The workers found jobs through a county-administered program announced earlier this year that is slated to use $200 million in stimulus funds and eventually create 10,000 temporary jobs.
If Gov. Arnold Schwarzenegger's proposal to eliminate state welfare-to-work programs is passed by the Legislature, however, the stimulus money -- and the 10,000 jobs -- would evaporate.
"The potential of this program is amazing because we can lift people up, give them good-paying jobs and new skills," said David Sommers, whose boss, county Supervisor Don Knabe, announced the program earlier this year. "But with CalWorks on the table during state budget cuts, everything is put in jeopardy, and we are at a crossroads."
If the CalWorks welfare program is eliminated, welfare recipients would receive cash assistance but not job help. Anticipating that possibility, county officials already are attempting to persuade federal officials to make exceptions to rules so that the program could continue, Sommers said.
"The county is larger than most states, and we are asking the federal government to treat us like a state, circumventing Sacramento," he said. "The feds have the money to help, and we have the means. We can't allow anything to get in the way."
The workers hired through the program are paid $10 an hour for maintenance chores, clerical work and other functions in public, private and nonprofit workplaces.
Federal funds pay 80% of the wages for one year and the employers pay the rest. At the end of the subsidized period, officials hope that many of the workers will be hired permanently by their new employers.
Ana Martinez, who supervises 20 workers at the Los Angeles Regional Foodbank, said her agency would not be able to operate without them.
"Ever since I heard about the problems with CalWorks, I have been glued to the news," Martinez said.
The stimulus-funded program is an expansion of welfare-to-work programs that were in place before the stimulus package, but it offers higher wages and longer terms of government-subsidized pay.

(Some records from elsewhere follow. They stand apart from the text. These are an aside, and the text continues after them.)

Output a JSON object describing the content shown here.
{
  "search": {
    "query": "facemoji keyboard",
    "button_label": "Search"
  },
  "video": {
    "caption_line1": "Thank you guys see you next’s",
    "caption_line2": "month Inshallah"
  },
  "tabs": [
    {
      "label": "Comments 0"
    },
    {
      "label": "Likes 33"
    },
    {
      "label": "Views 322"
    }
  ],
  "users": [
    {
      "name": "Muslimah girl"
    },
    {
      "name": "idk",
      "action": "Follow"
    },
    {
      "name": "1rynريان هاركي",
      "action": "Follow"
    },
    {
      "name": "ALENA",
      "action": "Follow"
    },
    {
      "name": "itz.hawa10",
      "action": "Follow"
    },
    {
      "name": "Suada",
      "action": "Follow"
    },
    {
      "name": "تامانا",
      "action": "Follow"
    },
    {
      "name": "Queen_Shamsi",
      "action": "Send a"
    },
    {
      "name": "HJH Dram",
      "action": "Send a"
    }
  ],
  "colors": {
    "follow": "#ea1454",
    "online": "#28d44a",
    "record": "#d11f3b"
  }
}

Zoraida Cruz, a 28-year-old single mother, was hired through a CalWorks program last year before the enhanced wages went into effect.
"I had been on and off welfare for years, and this gave me a chance to have the office job I always dreamed about," said Cruz, who has since been hired permanently at a nonprofit organization. "My daughter tells me she wants to grow up to be like me now."
Many of the workers are assigned to the jobs automatically by the Department of Public Social Services, but welfare recipients can also raise their hands for the jobs by visiting their case managers or contacting the South Bay Workforce Investment Board, the contractor operating the program.
Information for job applicants or employers interested in hiring the subsidized workers is available at employment stimulus.org.
Meanwhile, stimulus money is helping to fund other county programs as well.
Medicaid and foster care systems are expecting an additional $442 million between now and next year because of new funding formulas, and $32 million more will go to county road projects. An $81.5-million grant will benefit efforts to prevent homelessness, as well as community development programs.
About $9 million will fund construction at the Compton airport, and individual food stamp benefits have increased by 13.6%.